Problem requirements: A verbatim copy of the full data, with no pictures, is the expected answer.

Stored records
_ _ _ _
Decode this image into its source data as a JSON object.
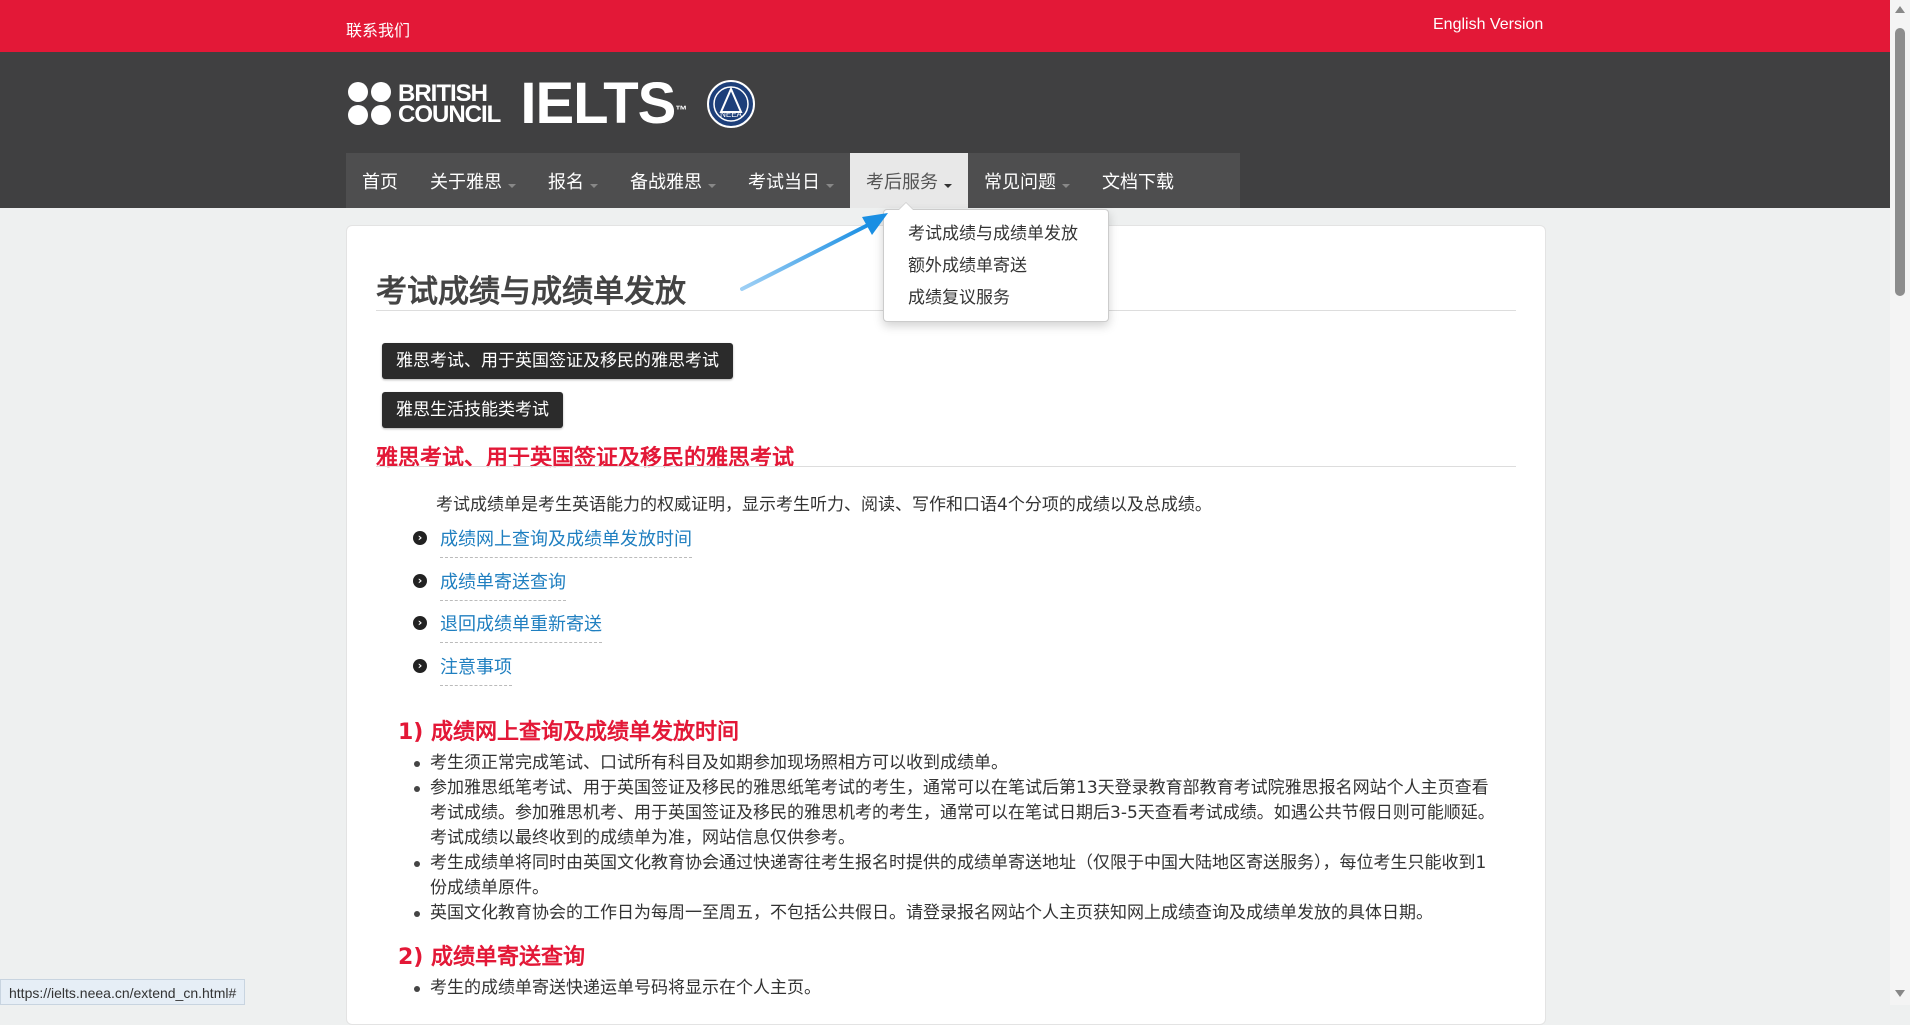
{
  "topbar": {
    "contact": "联系我们",
    "english": "English Version"
  },
  "logos": {
    "bc_line1": "BRITISH",
    "bc_line2": "COUNCIL",
    "ielts": "IELTS",
    "ielts_tm": "™",
    "seal_text": "NEEA"
  },
  "nav": {
    "items": [
      {
        "label": "首页",
        "caret": false
      },
      {
        "label": "关于雅思",
        "caret": true
      },
      {
        "label": "报名",
        "caret": true
      },
      {
        "label": "备战雅思",
        "caret": true
      },
      {
        "label": "考试当日",
        "caret": true
      },
      {
        "label": "考后服务",
        "caret": true,
        "active": true
      },
      {
        "label": "常见问题",
        "caret": true
      },
      {
        "label": "文档下载",
        "caret": false
      }
    ]
  },
  "dropdown": {
    "items": [
      "考试成绩与成绩单发放",
      "额外成绩单寄送",
      "成绩复议服务"
    ]
  },
  "main": {
    "title": "考试成绩与成绩单发放",
    "buttons": [
      "雅思考试、用于英国签证及移民的雅思考试",
      "雅思生活技能类考试"
    ],
    "section_title": "雅思考试、用于英国签证及移民的雅思考试",
    "intro": "考试成绩单是考生英语能力的权威证明，显示考生听力、阅读、写作和口语4个分项的成绩以及总成绩。",
    "toc": [
      "成绩网上查询及成绩单发放时间",
      "成绩单寄送查询",
      "退回成绩单重新寄送",
      "注意事项"
    ],
    "section1": {
      "heading": "1) 成绩网上查询及成绩单发放时间",
      "bullets": [
        "考生须正常完成笔试、口试所有科目及如期参加现场照相方可以收到成绩单。",
        "参加雅思纸笔考试、用于英国签证及移民的雅思纸笔考试的考生，通常可以在笔试后第13天登录教育部教育考试院雅思报名网站个人主页查看考试成绩。参加雅思机考、用于英国签证及移民的雅思机考的考生，通常可以在笔试日期后3-5天查看考试成绩。如遇公共节假日则可能顺延。考试成绩以最终收到的成绩单为准，网站信息仅供参考。",
        "考生成绩单将同时由英国文化教育协会通过快递寄往考生报名时提供的成绩单寄送地址（仅限于中国大陆地区寄送服务），每位考生只能收到1份成绩单原件。",
        "英国文化教育协会的工作日为每周一至周五，不包括公共假日。请登录报名网站个人主页获知网上成绩查询及成绩单发放的具体日期。"
      ]
    },
    "section2": {
      "heading": "2) 成绩单寄送查询",
      "bullets": [
        "考生的成绩单寄送快递运单号码将显示在个人主页。"
      ]
    }
  },
  "status_url": "https://ielts.neea.cn/extend_cn.html#",
  "colors": {
    "brand_red": "#e31837",
    "header_dark": "#404041",
    "link_blue": "#1f7fc0"
  }
}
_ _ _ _
Response area:
Decode this image into its source data as a JSON object.
{
  "topbar": {
    "contact": "联系我们",
    "english": "English Version"
  },
  "logos": {
    "bc_line1": "BRITISH",
    "bc_line2": "COUNCIL",
    "ielts": "IELTS",
    "ielts_tm": "™",
    "seal_text": "NEEA"
  },
  "nav": {
    "items": [
      {
        "label": "首页",
        "caret": false
      },
      {
        "label": "关于雅思",
        "caret": true
      },
      {
        "label": "报名",
        "caret": true
      },
      {
        "label": "备战雅思",
        "caret": true
      },
      {
        "label": "考试当日",
        "caret": true
      },
      {
        "label": "考后服务",
        "caret": true,
        "active": true
      },
      {
        "label": "常见问题",
        "caret": true
      },
      {
        "label": "文档下载",
        "caret": false
      }
    ]
  },
  "dropdown": {
    "items": [
      "考试成绩与成绩单发放",
      "额外成绩单寄送",
      "成绩复议服务"
    ]
  },
  "main": {
    "title": "考试成绩与成绩单发放",
    "buttons": [
      "雅思考试、用于英国签证及移民的雅思考试",
      "雅思生活技能类考试"
    ],
    "section_title": "雅思考试、用于英国签证及移民的雅思考试",
    "intro": "考试成绩单是考生英语能力的权威证明，显示考生听力、阅读、写作和口语4个分项的成绩以及总成绩。",
    "toc": [
      "成绩网上查询及成绩单发放时间",
      "成绩单寄送查询",
      "退回成绩单重新寄送",
      "注意事项"
    ],
    "section1": {
      "heading": "1) 成绩网上查询及成绩单发放时间",
      "bullets": [
        "考生须正常完成笔试、口试所有科目及如期参加现场照相方可以收到成绩单。",
        "参加雅思纸笔考试、用于英国签证及移民的雅思纸笔考试的考生，通常可以在笔试后第13天登录教育部教育考试院雅思报名网站个人主页查看考试成绩。参加雅思机考、用于英国签证及移民的雅思机考的考生，通常可以在笔试日期后3-5天查看考试成绩。如遇公共节假日则可能顺延。考试成绩以最终收到的成绩单为准，网站信息仅供参考。",
        "考生成绩单将同时由英国文化教育协会通过快递寄往考生报名时提供的成绩单寄送地址（仅限于中国大陆地区寄送服务），每位考生只能收到1份成绩单原件。",
        "英国文化教育协会的工作日为每周一至周五，不包括公共假日。请登录报名网站个人主页获知网上成绩查询及成绩单发放的具体日期。"
      ]
    },
    "section2": {
      "heading": "2) 成绩单寄送查询",
      "bullets": [
        "考生的成绩单寄送快递运单号码将显示在个人主页。"
      ]
    }
  },
  "status_url": "https://ielts.neea.cn/extend_cn.html#",
  "colors": {
    "brand_red": "#e31837",
    "header_dark": "#404041",
    "link_blue": "#1f7fc0"
  }
}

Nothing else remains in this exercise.